Ethnic identity can have a different basis locally than it does at the level of the larger society or ethnic group. This point is illustrated with a reconstruction of the early twentieth-century ethnic classification used in three villages in southwestern Taiwan. Discrepancies between estimates of ethnic intermarriage based on government records and on interview reports result from cross-ethnic adoptions. Interview reports more accurately portray the social experience of ethnic identity for adopted daughters and thus yield better estimates of intermarriage. Analysis of the discrepancy shows the local basis of Han identity to be culture, not, as for most Han, ancestry. (Ethnic identity, historical records, memory, intermarriage, adoption, Taiwan)
Ethnic identities are changeable in their content and membership (e.g., Harrell 1996), yet they are commonly portrayed as fixed, with clear-cut borders, the product of a person's culture and/or ancestry, in which there is no choice about belonging or departing. In order to "mobilize people behind their political agendas ... [governments and ethnic leaders] actively hide the fluidity and changeability of identity and group membership" (Harrell 1996:5); they discuss identity in terms of purported common descent and/or purported common culture (including language), even though ultimately it is common sociopolitical experience that binds group identity (Brown n.d.). The concealment of fluidity is accomplished by constructing "narratives of unfolding" (Bhabha 1990:1; Harrell 1996:4), origin myths (Keyes 1981:8; Williams 1989:429), or a reified "History" (Duara 1995:4) that portrays the group as having a long and unified history distinguished from other groups.(2) These narratives draw heavily on selected historic sociopolitical events to galvanize support for the claim that the group constitutes a socially and/or culturally distinct people.

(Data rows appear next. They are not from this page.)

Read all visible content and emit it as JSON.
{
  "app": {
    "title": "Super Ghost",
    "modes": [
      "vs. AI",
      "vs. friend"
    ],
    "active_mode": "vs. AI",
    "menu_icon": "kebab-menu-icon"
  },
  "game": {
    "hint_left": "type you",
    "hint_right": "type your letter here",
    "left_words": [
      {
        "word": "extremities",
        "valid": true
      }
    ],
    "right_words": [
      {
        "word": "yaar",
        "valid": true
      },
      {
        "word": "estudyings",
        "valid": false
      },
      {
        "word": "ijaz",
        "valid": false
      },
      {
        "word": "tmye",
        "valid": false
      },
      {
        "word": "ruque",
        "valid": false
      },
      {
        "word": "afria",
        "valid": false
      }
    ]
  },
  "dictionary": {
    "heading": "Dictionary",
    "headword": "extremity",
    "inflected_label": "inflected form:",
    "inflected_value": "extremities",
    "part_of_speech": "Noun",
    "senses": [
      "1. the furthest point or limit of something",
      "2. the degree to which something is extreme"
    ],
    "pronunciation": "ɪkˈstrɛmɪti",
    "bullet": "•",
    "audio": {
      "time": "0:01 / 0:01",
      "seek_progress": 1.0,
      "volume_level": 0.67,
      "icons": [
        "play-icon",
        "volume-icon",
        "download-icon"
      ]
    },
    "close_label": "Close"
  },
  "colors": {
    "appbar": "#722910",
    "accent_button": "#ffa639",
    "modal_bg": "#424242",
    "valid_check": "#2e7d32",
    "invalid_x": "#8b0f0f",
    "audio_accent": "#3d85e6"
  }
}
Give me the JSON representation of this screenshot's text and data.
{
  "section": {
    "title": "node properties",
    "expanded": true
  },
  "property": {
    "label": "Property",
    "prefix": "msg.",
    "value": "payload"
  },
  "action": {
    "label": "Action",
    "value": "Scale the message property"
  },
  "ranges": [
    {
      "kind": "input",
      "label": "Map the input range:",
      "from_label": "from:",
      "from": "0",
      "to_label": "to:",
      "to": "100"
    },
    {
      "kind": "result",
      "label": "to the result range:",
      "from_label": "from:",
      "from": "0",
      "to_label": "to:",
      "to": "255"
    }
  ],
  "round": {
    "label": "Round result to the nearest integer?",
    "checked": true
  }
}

Although these narratives attempt to mask them, relatively recent changes in ethnic identity can nevertheless be deciphered and the basis for such changes can be reconstructed.
At the end of the twentieth century, political leaders frequently used ethnic identity as constructed by narratives of unfolding to motivate and justify warfare. Indeed, ethnic identity in relation to national identity fuels tensions between Taiwan and China that could potentially lead to warfare. Why have these ideologies succeeded in their hegemonic goal of naturalizing ethnic relations and tensions? To answer this question requires analysis of the experience of ethnic identity for ordinary people in addition to other analyses of social power hierarchies (e.g., Gates 1996). Reconstructing ethnic identity and its changes is no less an interpretation of the past than are narratives of unfolding, but it offers a different vantage point: ordinary people's experience rather than the ideology of the elite.
This article contributes to our understanding of ordinary people's experience of ethnic identity in two ways. First, by analyzing ethnic identities in terms of the social experience of individuals, it shows that local ethnic identity can have a different basis than that underlying identity claims in the larger ethnic group or society.(3) With contemporaneous variation, there is the potential for future change. Second, it offers a methodology for reconstructing past ethnic identity by comparing documentary and oral history reports. Analyzing the early twentieth-century ethnic classification used in the southwestern Taiwan villages of Jiashe, Yishe, and Bingshe brings out discrepancies between information drawn from the Japanese-period government household registers and information drawn from interview reports.
Jiashe, Yishe, and Bingshe were considered plains Aborigine villages in the early twentieth century, in spite of their cultural similarity to neighboring Han villages and in spite of some patrilineal Han ancestry.(4) About 1930, however, Jiashe, Yishe, and Bingshe changed their ethnic identity from plains Aborigine to Han (Brown 1996, n. …